Book contributor Christian Silk, was Johnny Herbert’s race engineer at Benetton during 1994 and felt the above trace was typical of the differences between the two. “Schumacher was really good at listening to the team and adjusting his driving depending on what engineers wanted him to do.” Whilst former F1 driver Mark Blundell (a close friend of Herbert’s) exclusively revealed his thoughts on this within the book, and it is extremely telling. By the Australian Grand Prix every Benetton action was scrutinised to the nth degree, following their various controversies through out 1994. Nowhere was this more evident than during Friday’s qualifying after Schumacher crashed his car.
The German’s car had been written off as a result and Benetton’s actions afterwards sparked yet more rumours. Find out why within the upcoming book, and whether Herbert’s lack of performance in Australia was down to confidence issues. Or had he performed too well previously and this was when Briatore (Herbert’s arch enemy) commenced his alleged sabotage campaign against Johnny?
1994 – The Untold Story of a Tragic and Controversial F1 Season is a new book which investigates both of these arguments using more telemetry traces, exclusive interviews and some very rare images. The upcoming book can now be pre-ordered by clickinghere.

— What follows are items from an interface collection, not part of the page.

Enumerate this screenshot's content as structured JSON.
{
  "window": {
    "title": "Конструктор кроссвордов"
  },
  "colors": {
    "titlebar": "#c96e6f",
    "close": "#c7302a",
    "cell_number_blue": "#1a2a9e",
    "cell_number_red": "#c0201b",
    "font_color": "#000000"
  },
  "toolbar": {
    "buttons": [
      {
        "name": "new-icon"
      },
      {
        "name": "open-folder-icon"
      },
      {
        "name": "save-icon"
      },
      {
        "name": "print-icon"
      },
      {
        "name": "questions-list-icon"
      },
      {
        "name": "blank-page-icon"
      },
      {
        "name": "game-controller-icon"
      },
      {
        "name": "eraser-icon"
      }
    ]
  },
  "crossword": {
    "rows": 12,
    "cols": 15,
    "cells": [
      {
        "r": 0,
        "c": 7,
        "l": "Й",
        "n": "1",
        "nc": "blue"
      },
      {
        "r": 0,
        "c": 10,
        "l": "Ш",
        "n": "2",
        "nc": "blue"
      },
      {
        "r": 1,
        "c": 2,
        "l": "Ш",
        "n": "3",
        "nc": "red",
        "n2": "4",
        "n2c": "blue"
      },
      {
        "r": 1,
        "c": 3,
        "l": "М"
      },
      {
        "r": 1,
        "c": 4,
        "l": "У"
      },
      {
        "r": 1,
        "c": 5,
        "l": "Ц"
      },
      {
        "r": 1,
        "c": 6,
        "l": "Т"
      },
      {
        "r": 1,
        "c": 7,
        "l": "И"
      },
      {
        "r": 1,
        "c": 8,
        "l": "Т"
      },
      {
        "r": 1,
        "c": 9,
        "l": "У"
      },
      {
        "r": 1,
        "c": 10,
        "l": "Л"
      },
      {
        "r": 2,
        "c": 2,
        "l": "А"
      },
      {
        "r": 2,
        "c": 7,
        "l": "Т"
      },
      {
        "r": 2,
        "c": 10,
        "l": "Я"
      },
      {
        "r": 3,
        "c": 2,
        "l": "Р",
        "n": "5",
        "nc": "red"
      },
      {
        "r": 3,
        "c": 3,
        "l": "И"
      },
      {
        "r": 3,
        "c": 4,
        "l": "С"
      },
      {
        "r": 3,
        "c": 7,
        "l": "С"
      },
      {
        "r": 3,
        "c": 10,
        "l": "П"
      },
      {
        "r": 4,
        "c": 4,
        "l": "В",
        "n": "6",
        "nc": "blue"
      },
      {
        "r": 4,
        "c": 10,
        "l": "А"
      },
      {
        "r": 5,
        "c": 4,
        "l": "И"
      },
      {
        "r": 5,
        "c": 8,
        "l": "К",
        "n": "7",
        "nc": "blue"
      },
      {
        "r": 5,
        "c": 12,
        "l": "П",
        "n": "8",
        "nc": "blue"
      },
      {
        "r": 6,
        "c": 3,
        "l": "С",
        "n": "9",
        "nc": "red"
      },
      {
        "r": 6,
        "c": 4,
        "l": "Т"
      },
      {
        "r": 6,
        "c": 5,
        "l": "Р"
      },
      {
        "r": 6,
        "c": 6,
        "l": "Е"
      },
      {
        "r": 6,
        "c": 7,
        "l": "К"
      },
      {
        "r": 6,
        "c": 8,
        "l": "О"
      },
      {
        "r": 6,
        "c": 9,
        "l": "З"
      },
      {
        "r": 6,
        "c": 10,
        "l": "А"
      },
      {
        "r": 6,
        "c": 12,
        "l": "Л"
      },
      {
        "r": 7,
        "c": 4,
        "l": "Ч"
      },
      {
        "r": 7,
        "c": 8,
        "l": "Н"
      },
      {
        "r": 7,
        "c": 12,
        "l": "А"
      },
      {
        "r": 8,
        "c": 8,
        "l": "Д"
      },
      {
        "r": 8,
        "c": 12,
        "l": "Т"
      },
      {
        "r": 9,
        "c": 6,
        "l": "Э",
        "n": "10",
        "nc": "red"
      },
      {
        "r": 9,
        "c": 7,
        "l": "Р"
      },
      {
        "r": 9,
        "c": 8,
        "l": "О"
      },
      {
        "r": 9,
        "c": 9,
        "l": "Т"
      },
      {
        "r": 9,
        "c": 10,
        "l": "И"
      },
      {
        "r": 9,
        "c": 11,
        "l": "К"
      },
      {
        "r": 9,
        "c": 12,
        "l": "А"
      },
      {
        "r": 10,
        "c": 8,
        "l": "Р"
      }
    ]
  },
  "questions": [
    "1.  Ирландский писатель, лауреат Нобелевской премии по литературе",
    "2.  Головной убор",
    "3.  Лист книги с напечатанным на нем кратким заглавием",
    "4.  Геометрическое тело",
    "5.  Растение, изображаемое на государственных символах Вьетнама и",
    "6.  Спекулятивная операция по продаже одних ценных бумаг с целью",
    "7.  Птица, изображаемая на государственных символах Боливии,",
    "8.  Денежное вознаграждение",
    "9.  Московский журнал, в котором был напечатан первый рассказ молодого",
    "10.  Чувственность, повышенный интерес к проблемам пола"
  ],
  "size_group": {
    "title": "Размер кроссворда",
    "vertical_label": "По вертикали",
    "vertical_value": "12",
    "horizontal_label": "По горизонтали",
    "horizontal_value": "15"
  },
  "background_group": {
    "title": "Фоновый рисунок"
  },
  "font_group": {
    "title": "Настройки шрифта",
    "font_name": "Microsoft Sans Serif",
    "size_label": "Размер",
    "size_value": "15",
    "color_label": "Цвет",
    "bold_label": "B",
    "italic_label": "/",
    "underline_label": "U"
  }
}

Alternatively sign up here to receive more book updates& new blogs automatically.
Images courtesy of Adrian Musolino, Alastair Ladd, Antony John Dennis Martin and www.neilwhitedesign.co.uk.